[[ RECORD EXCERPTS, beginning ]]

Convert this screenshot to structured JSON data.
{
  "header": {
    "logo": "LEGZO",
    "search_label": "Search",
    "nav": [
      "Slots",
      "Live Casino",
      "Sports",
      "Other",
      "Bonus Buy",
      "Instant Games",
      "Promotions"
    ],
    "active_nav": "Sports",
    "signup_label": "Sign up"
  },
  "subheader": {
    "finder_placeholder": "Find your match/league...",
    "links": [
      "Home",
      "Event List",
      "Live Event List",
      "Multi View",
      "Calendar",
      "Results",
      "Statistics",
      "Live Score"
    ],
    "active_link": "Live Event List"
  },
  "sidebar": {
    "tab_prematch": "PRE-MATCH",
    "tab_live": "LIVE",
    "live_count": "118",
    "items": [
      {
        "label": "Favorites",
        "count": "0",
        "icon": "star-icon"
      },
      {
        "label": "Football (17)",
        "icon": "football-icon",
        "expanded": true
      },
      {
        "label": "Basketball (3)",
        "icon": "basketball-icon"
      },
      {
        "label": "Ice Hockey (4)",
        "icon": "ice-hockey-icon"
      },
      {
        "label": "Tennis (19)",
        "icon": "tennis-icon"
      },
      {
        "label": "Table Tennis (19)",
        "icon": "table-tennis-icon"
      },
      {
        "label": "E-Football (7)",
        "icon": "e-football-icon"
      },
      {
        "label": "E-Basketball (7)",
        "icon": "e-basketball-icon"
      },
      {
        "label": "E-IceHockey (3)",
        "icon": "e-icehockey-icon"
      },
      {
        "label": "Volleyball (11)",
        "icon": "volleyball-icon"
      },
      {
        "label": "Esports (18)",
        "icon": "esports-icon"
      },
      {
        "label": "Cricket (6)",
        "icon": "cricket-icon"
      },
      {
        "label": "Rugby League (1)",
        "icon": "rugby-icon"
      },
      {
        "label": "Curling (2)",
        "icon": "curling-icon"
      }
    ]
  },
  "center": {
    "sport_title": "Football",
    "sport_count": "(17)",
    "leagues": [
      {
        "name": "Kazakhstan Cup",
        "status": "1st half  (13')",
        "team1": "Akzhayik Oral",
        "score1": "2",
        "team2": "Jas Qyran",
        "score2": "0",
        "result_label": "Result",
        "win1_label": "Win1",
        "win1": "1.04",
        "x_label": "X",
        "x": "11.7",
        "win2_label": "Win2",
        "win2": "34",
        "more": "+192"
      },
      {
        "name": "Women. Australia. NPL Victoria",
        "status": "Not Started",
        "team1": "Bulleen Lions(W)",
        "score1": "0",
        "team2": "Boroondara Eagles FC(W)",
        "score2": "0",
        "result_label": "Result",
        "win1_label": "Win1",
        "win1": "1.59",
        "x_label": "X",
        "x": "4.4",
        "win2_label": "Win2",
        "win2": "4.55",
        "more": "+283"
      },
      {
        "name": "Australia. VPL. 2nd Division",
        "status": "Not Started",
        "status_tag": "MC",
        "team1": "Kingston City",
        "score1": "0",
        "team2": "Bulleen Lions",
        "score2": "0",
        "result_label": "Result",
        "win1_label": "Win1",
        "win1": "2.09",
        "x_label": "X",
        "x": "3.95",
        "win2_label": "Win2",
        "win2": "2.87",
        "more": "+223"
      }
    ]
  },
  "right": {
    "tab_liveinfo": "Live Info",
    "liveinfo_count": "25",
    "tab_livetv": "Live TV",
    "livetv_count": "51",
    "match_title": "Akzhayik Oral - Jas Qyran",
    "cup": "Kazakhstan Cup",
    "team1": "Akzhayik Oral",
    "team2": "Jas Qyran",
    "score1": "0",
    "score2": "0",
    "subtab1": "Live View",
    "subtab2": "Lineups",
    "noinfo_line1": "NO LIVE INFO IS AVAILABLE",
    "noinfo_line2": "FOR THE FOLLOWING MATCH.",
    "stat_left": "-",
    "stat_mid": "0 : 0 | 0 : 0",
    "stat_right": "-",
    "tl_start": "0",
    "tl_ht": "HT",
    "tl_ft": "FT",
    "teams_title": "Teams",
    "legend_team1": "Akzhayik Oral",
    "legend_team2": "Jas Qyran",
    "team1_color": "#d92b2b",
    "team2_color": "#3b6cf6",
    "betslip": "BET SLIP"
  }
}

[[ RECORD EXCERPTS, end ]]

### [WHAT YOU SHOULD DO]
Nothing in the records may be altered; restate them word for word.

### [REPLY TO THE EXERCISE]
Convert this screenshot to structured JSON data.
{
  "header": {
    "logo": "LEGZO",
    "search_label": "Search",
    "nav": [
      "Slots",
      "Live Casino",
      "Sports",
      "Other",
      "Bonus Buy",
      "Instant Games",
      "Promotions"
    ],
    "active_nav": "Sports",
    "signup_label": "Sign up"
  },
  "subheader": {
    "finder_placeholder": "Find your match/league...",
    "links": [
      "Home",
      "Event List",
      "Live Event List",
      "Multi View",
      "Calendar",
      "Results",
      "Statistics",
      "Live Score"
    ],
    "active_link": "Live Event List"
  },
  "sidebar": {
    "tab_prematch": "PRE-MATCH",
    "tab_live": "LIVE",
    "live_count": "118",
    "items": [
      {
        "label": "Favorites",
        "count": "0",
        "icon": "star-icon"
      },
      {
        "label": "Football (17)",
        "icon": "football-icon",
        "expanded": true
      },
      {
        "label": "Basketball (3)",
        "icon": "basketball-icon"
      },
      {
        "label": "Ice Hockey (4)",
        "icon": "ice-hockey-icon"
      },
      {
        "label": "Tennis (19)",
        "icon": "tennis-icon"
      },
      {
        "label": "Table Tennis (19)",
        "icon": "table-tennis-icon"
      },
      {
        "label": "E-Football (7)",
        "icon": "e-football-icon"
      },
      {
        "label": "E-Basketball (7)",
        "icon": "e-basketball-icon"
      },
      {
        "label": "E-IceHockey (3)",
        "icon": "e-icehockey-icon"
      },
      {
        "label": "Volleyball (11)",
        "icon": "volleyball-icon"
      },
      {
        "label": "Esports (18)",
        "icon": "esports-icon"
      },
      {
        "label": "Cricket (6)",
        "icon": "cricket-icon"
      },
      {
        "label": "Rugby League (1)",
        "icon": "rugby-icon"
      },
      {
        "label": "Curling (2)",
        "icon": "curling-icon"
      }
    ]
  },
  "center": {
    "sport_title": "Football",
    "sport_count": "(17)",
    "leagues": [
      {
        "name": "Kazakhstan Cup",
        "status": "1st half  (13')",
        "team1": "Akzhayik Oral",
        "score1": "2",
        "team2": "Jas Qyran",
        "score2": "0",
        "result_label": "Result",
        "win1_label": "Win1",
        "win1": "1.04",
        "x_label": "X",
        "x": "11.7",
        "win2_label": "Win2",
        "win2": "34",
        "more": "+192"
      },
      {
        "name": "Women. Australia. NPL Victoria",
        "status": "Not Started",
        "team1": "Bulleen Lions(W)",
        "score1": "0",
        "team2": "Boroondara Eagles FC(W)",
        "score2": "0",
        "result_label": "Result",
        "win1_label": "Win1",
        "win1": "1.59",
        "x_label": "X",
        "x": "4.4",
        "win2_label": "Win2",
        "win2": "4.55",
        "more": "+283"
      },
      {
        "name": "Australia. VPL. 2nd Division",
        "status": "Not Started",
        "status_tag": "MC",
        "team1": "Kingston City",
        "score1": "0",
        "team2": "Bulleen Lions",
        "score2": "0",
        "result_label": "Result",
        "win1_label": "Win1",
        "win1": "2.09",
        "x_label": "X",
        "x": "3.95",
        "win2_label": "Win2",
        "win2": "2.87",
        "more": "+223"
      }
    ]
  },
  "right": {
    "tab_liveinfo": "Live Info",
    "liveinfo_count": "25",
    "tab_livetv": "Live TV",
    "livetv_count": "51",
    "match_title": "Akzhayik Oral - Jas Qyran",
    "cup": "Kazakhstan Cup",
    "team1": "Akzhayik Oral",
    "team2": "Jas Qyran",
    "score1": "0",
    "score2": "0",
    "subtab1": "Live View",
    "subtab2": "Lineups",
    "noinfo_line1": "NO LIVE INFO IS AVAILABLE",
    "noinfo_line2": "FOR THE FOLLOWING MATCH.",
    "stat_left": "-",
    "stat_mid": "0 : 0 | 0 : 0",
    "stat_right": "-",
    "tl_start": "0",
    "tl_ht": "HT",
    "tl_ft": "FT",
    "teams_title": "Teams",
    "legend_team1": "Akzhayik Oral",
    "legend_team2": "Jas Qyran",
    "team1_color": "#d92b2b",
    "team2_color": "#3b6cf6",
    "betslip": "BET SLIP"
  }
}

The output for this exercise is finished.